My works are comprised of Ojibwe floral designs using historical methods and mediums including birchbark and porcupine quills. I combine Ojibwe style quillwork with hand painted Ojibwe floral designs on birchbark using contemporary acrylic paints, seed beads, rhinestones, and rhinestone banding. I aim to keep the designs traditional, but to create modern jewelry with a bit of “bling” and contemporary flair. By using new materials like crystals and rhinestone banding, I combine traditional Ojibwe designs with contemporary style. I make jewelry that is reflective of my culture and the way that it continues to be preserved, practiced, and adapts to changing times.
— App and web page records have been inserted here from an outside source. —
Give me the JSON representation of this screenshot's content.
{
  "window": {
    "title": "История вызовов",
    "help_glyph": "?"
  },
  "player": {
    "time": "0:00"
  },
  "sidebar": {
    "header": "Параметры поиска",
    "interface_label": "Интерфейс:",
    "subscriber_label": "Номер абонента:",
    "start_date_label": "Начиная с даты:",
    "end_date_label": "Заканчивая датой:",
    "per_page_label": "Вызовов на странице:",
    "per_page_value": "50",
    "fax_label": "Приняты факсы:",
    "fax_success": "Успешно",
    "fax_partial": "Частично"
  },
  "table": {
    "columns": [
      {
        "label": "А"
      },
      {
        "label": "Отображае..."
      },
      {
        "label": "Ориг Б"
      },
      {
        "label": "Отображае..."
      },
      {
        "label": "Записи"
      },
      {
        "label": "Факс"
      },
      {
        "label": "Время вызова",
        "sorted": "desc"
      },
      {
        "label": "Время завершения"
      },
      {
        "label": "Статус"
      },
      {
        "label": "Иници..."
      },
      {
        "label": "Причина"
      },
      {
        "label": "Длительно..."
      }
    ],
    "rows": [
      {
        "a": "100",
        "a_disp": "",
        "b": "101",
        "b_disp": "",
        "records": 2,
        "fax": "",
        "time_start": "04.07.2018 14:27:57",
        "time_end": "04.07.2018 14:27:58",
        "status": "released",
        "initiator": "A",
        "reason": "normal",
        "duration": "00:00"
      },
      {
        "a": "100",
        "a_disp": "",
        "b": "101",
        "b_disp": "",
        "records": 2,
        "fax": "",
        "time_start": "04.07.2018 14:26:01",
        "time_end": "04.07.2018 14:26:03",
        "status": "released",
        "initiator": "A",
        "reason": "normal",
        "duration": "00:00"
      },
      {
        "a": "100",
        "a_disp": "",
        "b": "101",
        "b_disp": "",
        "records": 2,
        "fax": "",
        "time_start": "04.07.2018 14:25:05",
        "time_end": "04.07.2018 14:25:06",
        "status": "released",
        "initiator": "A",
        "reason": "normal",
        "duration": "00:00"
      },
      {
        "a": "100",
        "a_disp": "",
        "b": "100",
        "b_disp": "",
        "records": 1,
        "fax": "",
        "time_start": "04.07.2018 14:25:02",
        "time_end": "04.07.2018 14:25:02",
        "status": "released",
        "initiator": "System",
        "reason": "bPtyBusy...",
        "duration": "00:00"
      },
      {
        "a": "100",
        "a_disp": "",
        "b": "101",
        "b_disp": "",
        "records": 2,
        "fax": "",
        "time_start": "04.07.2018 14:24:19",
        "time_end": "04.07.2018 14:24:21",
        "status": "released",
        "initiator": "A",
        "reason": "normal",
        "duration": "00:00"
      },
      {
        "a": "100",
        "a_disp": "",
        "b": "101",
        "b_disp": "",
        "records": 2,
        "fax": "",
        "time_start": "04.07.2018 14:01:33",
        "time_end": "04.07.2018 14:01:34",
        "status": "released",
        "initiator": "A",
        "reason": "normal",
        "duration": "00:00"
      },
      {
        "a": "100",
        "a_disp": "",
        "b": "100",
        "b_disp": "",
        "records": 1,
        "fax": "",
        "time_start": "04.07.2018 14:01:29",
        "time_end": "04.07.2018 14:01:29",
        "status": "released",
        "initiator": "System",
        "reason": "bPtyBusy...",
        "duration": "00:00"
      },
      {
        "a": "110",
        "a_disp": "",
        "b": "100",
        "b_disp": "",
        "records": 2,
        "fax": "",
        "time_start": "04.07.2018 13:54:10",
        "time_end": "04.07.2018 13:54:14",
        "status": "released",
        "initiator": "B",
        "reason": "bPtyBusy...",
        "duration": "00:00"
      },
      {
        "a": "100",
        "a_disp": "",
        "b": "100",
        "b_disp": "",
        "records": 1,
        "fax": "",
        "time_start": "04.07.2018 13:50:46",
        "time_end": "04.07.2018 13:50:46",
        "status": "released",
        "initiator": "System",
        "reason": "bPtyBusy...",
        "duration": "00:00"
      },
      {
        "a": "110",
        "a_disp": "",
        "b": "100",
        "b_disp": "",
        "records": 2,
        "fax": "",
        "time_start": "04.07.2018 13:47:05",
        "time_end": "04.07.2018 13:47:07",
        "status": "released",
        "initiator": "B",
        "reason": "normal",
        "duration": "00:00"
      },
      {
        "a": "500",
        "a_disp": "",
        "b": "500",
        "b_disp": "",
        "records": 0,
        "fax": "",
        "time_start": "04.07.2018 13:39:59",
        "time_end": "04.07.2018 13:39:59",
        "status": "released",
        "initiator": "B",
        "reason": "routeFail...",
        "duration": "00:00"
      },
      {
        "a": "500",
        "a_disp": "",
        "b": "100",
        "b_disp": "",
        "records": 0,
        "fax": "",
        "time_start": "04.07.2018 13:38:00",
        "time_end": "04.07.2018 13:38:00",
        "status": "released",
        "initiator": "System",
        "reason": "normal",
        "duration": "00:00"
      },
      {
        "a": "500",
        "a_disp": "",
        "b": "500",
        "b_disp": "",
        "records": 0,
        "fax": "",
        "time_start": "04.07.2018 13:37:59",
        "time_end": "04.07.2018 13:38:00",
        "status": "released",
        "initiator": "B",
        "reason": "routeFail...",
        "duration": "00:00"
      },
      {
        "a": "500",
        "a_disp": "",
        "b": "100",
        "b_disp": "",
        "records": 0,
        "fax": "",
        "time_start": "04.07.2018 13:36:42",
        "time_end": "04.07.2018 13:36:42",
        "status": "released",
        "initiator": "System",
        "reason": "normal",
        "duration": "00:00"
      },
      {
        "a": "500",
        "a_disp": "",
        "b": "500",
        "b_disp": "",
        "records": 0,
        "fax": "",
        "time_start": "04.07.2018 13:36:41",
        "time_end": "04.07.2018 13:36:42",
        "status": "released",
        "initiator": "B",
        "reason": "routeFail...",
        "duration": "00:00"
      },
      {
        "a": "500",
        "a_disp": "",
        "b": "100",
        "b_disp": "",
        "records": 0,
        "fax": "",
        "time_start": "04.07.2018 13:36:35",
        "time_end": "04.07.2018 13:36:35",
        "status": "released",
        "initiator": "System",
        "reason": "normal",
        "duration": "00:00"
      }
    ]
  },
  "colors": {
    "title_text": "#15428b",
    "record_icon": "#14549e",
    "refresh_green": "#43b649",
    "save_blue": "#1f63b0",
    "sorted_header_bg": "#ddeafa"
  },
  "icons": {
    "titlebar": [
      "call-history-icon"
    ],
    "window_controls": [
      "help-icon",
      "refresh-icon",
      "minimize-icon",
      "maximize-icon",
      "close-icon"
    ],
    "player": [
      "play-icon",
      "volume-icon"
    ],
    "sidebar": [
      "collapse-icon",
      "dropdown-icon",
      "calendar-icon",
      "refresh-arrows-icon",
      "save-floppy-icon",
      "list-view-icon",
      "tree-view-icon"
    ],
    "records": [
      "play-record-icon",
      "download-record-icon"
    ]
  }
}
Utilizing traditional Ojibwe floral designs and Ojibwe mediums and combining them with contemporary art styles, mediums, and techniques is my signature style. This is purposeful, as Native American art is seen as a long lost historical marvel only to be seen on historical artifacts in museums. Too often in society, indigenous peoples are less than an afterthought- many aren’t even cognizant of our existence. By allowing my art to evolve with more present day ideas and techniques, I hope to assist in the mainstream revival of the artistic aspects of my Anishinaabe culture- to help in spreading a simple and straightforward message of “we are still here.” The Anishinaabe people are still here, still creating, and fighting for our existence to be dignified.
Reconnecting with my passion for art after nearly a decade has allowed me to grow as a person, along with learning about who I am and where I come from. I hope that my art will evoke the same emotions of joy, wonder, and contentment I feel when creating in others who view and/or wear it. Intergenerational trauma runs rampant in indigenous communities and unless action is taken; these cycles will continue to be unconsciously perpetuated. With art and creativity being such a vital component of Anishinaabe culture, I believe that it needs to be strongly encouraged within our communities, and used as a tool for healing and connecting others to their culture. It is difficult to grow strong on a damaged foundation. I feel that art has helped me heal and work through past traumas and to begin to grow a strong principle. This work is vital to me- art is in my soul, has always been a part of me, even when I wasn’t actively creating art. By reconnecting with my creative roots, I have begun to accept my true genuine self, to heal and work through my traumas, and have found my purpose. As I continue to learn as an artist and Ojibwe woman I have been able to share my art and life experiences with others, and can see the impact that it is starting to have. My ultimate goal as an Ojibwe artist is to promote this path of healing through art and help others to reconnect with their culture.